Return the data below in full and exactly, except that the pictures are dropped.

Extracted records
# # # # # # #

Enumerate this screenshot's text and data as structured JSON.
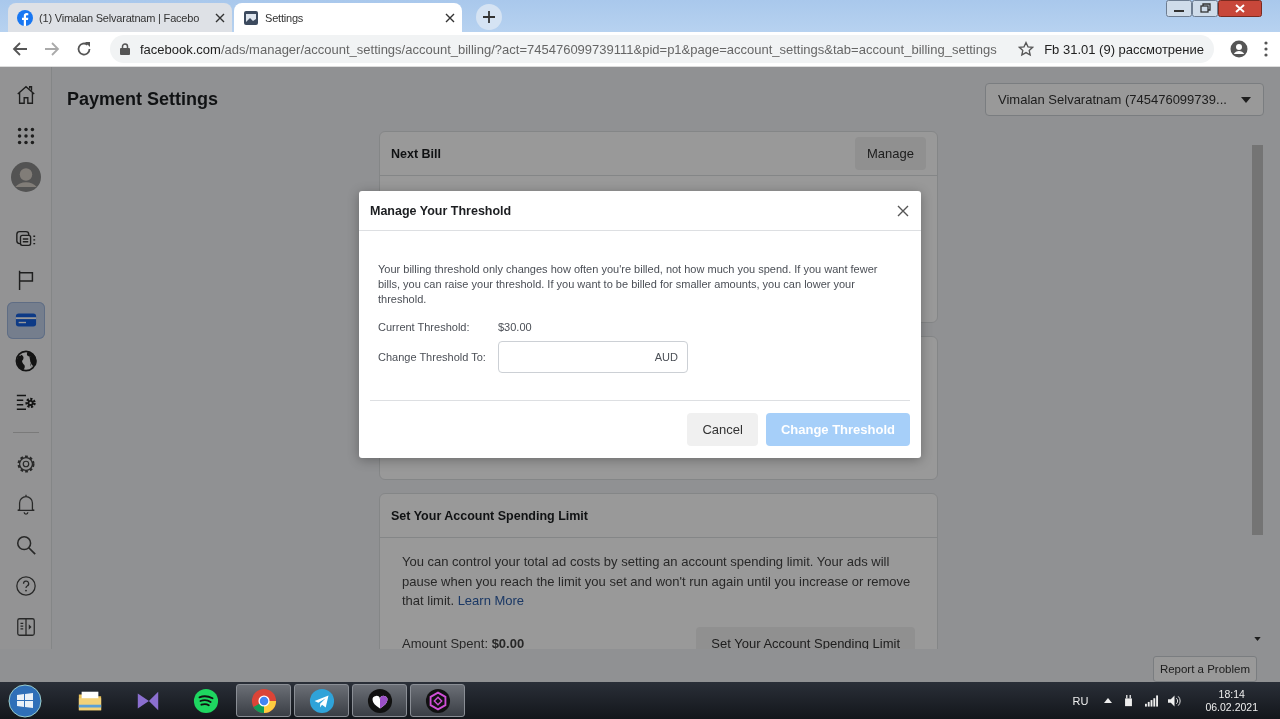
{
  "browser": {
    "tabs": [
      {
        "title": "(1) Vimalan Selvaratnam | Facebo",
        "selected": false
      },
      {
        "title": "Settings",
        "selected": true
      }
    ],
    "address": {
      "host": "facebook.com",
      "path": "/ads/manager/account_settings/account_billing/?act=745476099739111&pid=p1&page=account_settings&tab=account_billing_settings"
    },
    "bookmark": "Fb 31.01 (9) рассмотрение"
  },
  "sidebar": {
    "items": [
      {
        "selected": false
      },
      {
        "selected": false
      },
      {
        "selected": false
      },
      {
        "selected": false
      },
      {
        "selected": false
      },
      {
        "selected": true
      },
      {
        "selected": false
      },
      {
        "selected": false
      },
      {
        "selected": false
      },
      {
        "selected": false
      },
      {
        "selected": false
      },
      {
        "selected": false
      },
      {
        "selected": false
      }
    ]
  },
  "page": {
    "title": "Payment Settings",
    "account": "Vimalan Selvaratnam (745476099739..."
  },
  "cards": [
    {
      "kind": "next_bill",
      "title": "Next Bill",
      "button": "Manage"
    },
    {
      "kind": "hidden"
    },
    {
      "kind": "spending_limit",
      "title": "Set Your Account Spending Limit",
      "text": "You can control your total ad costs by setting an account spending limit. Your ads will pause when you reach the limit you set and won't run again until you increase or remove that limit.",
      "link": "Learn More",
      "amount": "Amount Spent: **$0.00**",
      "button": "Set Your Account Spending Limit"
    }
  ],
  "report_button": "Report a Problem",
  "dialog": {
    "title": "Manage Your Threshold",
    "text": "Your billing threshold only changes how often you're billed, not how much you spend. If you want fewer bills, you can raise your threshold. If you want to be billed for smaller amounts, you can lower your threshold.",
    "current_label": "Current Threshold:",
    "current_value": "$30.00",
    "change_label": "Change Threshold To:",
    "currency": "AUD",
    "buttons": [
      {
        "label": "Cancel",
        "kind": "secondary",
        "disabled": false
      },
      {
        "label": "Change Threshold",
        "kind": "primary",
        "disabled": true
      }
    ]
  },
  "taskbar": {
    "apps": [
      {
        "running": false
      },
      {
        "running": false
      },
      {
        "running": false
      },
      {
        "running": true
      },
      {
        "running": true
      },
      {
        "running": true
      },
      {
        "running": true
      }
    ],
    "language": "RU",
    "time": "18:14",
    "date": "06.02.2021"
  }
}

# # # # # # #

Answer box —
Enumerate this screenshot's text and data as structured JSON.
{
  "browser": {
    "tabs": [
      {
        "title": "(1) Vimalan Selvaratnam | Facebo",
        "selected": false
      },
      {
        "title": "Settings",
        "selected": true
      }
    ],
    "address": {
      "host": "facebook.com",
      "path": "/ads/manager/account_settings/account_billing/?act=745476099739111&pid=p1&page=account_settings&tab=account_billing_settings"
    },
    "bookmark": "Fb 31.01 (9) рассмотрение"
  },
  "sidebar": {
    "items": [
      {
        "selected": false
      },
      {
        "selected": false
      },
      {
        "selected": false
      },
      {
        "selected": false
      },
      {
        "selected": false
      },
      {
        "selected": true
      },
      {
        "selected": false
      },
      {
        "selected": false
      },
      {
        "selected": false
      },
      {
        "selected": false
      },
      {
        "selected": false
      },
      {
        "selected": false
      },
      {
        "selected": false
      }
    ]
  },
  "page": {
    "title": "Payment Settings",
    "account": "Vimalan Selvaratnam (745476099739..."
  },
  "cards": [
    {
      "kind": "next_bill",
      "title": "Next Bill",
      "button": "Manage"
    },
    {
      "kind": "hidden"
    },
    {
      "kind": "spending_limit",
      "title": "Set Your Account Spending Limit",
      "text": "You can control your total ad costs by setting an account spending limit. Your ads will pause when you reach the limit you set and won't run again until you increase or remove that limit.",
      "link": "Learn More",
      "amount": "Amount Spent: **$0.00**",
      "button": "Set Your Account Spending Limit"
    }
  ],
  "report_button": "Report a Problem",
  "dialog": {
    "title": "Manage Your Threshold",
    "text": "Your billing threshold only changes how often you're billed, not how much you spend. If you want fewer bills, you can raise your threshold. If you want to be billed for smaller amounts, you can lower your threshold.",
    "current_label": "Current Threshold:",
    "current_value": "$30.00",
    "change_label": "Change Threshold To:",
    "currency": "AUD",
    "buttons": [
      {
        "label": "Cancel",
        "kind": "secondary",
        "disabled": false
      },
      {
        "label": "Change Threshold",
        "kind": "primary",
        "disabled": true
      }
    ]
  },
  "taskbar": {
    "apps": [
      {
        "running": false
      },
      {
        "running": false
      },
      {
        "running": false
      },
      {
        "running": true
      },
      {
        "running": true
      },
      {
        "running": true
      },
      {
        "running": true
      }
    ],
    "language": "RU",
    "time": "18:14",
    "date": "06.02.2021"
  }
}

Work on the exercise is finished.